● **EXERCISE BRIEF**
Copy out all lines from the entries below in which "JSON" occurs.

+-------+

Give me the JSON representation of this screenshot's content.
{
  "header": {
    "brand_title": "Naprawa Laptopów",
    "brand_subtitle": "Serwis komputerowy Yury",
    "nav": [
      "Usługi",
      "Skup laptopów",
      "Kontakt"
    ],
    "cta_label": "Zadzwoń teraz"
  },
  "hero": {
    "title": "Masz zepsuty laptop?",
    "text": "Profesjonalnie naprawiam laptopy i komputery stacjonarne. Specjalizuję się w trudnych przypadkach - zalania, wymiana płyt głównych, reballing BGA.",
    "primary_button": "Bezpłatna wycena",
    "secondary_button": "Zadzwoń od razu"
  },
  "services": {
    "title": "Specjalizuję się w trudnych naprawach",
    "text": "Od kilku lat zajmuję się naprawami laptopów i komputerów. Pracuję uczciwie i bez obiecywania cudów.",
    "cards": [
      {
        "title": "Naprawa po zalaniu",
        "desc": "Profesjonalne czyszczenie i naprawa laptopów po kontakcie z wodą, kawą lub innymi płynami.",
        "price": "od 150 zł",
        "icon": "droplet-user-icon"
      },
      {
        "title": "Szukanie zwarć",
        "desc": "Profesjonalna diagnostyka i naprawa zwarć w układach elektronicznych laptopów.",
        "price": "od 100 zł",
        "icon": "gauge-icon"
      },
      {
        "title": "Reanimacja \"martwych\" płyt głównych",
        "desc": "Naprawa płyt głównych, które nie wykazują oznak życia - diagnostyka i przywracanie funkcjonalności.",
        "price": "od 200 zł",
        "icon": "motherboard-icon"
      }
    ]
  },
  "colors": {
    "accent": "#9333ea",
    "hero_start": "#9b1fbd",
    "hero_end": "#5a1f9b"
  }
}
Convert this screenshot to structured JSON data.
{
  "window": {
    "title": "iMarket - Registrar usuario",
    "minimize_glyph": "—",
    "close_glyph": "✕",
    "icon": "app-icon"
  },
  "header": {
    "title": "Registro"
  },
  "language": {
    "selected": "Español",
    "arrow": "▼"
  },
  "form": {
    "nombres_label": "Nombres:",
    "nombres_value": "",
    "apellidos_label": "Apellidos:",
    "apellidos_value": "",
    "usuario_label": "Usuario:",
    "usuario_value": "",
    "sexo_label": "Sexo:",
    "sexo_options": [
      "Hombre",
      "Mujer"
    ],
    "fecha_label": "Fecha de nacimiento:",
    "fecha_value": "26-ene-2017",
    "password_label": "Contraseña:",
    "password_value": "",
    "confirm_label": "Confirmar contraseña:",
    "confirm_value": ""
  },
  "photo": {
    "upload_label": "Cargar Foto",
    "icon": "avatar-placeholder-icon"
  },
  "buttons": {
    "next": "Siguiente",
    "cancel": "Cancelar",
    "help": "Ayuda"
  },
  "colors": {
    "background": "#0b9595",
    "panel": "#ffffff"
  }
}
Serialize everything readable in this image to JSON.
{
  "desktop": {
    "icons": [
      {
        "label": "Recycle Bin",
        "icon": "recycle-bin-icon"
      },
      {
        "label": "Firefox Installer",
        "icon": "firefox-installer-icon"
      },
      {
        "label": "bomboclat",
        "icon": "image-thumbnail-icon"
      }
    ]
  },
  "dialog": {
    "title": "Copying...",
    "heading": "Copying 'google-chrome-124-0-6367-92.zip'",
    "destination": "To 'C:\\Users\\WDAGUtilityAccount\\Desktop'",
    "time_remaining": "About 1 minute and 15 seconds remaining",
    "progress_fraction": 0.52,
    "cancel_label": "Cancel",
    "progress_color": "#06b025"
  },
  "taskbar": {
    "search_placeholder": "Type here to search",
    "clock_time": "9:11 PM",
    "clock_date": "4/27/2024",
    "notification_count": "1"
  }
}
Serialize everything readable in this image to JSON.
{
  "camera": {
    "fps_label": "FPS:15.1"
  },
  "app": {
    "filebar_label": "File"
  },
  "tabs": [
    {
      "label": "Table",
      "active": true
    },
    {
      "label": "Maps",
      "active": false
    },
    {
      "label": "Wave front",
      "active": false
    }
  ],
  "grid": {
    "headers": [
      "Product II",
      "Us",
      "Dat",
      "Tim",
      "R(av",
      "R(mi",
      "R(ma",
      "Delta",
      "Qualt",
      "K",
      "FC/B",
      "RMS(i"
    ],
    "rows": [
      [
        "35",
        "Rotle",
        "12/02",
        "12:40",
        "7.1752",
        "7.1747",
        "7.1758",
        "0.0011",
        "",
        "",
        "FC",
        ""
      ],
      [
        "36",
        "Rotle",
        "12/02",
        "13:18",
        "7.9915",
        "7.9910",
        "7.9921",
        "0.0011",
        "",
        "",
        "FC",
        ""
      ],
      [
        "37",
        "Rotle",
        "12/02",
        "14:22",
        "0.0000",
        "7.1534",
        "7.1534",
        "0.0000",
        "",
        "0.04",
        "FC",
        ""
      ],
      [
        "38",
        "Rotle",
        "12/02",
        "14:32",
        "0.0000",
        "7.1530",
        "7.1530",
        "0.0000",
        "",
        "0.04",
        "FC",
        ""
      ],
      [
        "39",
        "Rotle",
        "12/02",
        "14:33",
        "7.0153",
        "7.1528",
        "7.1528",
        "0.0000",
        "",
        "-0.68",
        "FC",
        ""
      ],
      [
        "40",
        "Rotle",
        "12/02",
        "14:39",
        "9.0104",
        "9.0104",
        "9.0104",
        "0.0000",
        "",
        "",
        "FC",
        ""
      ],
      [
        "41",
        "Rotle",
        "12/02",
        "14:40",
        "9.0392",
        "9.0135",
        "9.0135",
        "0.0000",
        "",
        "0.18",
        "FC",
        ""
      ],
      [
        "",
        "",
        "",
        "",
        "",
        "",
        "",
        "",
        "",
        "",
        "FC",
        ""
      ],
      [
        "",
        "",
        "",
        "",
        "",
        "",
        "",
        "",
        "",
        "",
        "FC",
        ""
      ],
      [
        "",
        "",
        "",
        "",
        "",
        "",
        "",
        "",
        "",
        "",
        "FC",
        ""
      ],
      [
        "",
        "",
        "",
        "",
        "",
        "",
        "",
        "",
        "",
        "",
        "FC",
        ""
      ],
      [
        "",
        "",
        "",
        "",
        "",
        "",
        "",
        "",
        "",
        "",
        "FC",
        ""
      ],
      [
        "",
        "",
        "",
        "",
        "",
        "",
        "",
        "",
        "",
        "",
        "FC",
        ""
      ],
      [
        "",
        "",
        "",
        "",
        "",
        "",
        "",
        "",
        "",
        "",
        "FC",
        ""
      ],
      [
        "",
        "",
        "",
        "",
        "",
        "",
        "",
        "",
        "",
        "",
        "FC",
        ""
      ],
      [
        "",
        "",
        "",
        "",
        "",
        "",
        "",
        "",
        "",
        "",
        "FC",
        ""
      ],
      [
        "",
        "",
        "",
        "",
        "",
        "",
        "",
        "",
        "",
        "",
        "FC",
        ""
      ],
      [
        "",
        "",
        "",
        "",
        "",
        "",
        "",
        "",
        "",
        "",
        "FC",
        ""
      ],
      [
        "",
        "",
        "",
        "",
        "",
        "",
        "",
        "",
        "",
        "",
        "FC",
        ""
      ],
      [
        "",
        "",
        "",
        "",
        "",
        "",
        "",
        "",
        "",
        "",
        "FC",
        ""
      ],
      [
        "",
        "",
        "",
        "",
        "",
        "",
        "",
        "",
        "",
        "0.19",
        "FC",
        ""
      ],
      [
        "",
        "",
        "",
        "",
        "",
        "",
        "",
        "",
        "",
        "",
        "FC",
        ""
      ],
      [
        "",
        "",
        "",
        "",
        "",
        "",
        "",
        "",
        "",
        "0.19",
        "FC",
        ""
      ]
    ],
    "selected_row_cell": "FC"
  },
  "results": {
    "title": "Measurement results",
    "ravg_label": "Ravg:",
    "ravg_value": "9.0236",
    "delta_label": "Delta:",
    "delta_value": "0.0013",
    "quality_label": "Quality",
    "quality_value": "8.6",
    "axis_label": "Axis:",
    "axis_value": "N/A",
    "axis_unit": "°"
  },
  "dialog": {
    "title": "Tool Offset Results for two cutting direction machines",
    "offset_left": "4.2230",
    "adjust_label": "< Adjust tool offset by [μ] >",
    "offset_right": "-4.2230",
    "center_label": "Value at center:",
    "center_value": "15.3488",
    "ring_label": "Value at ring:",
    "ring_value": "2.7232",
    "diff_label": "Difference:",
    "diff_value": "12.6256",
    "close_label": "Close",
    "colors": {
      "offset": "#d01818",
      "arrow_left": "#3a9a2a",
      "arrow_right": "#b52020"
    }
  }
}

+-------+

● **ANSWER TO THIS EXERCISE**
Give me the JSON representation of this screenshot's content.
Convert this screenshot to structured JSON data.
Serialize everything readable in this image to JSON.
Serialize everything readable in this image to JSON.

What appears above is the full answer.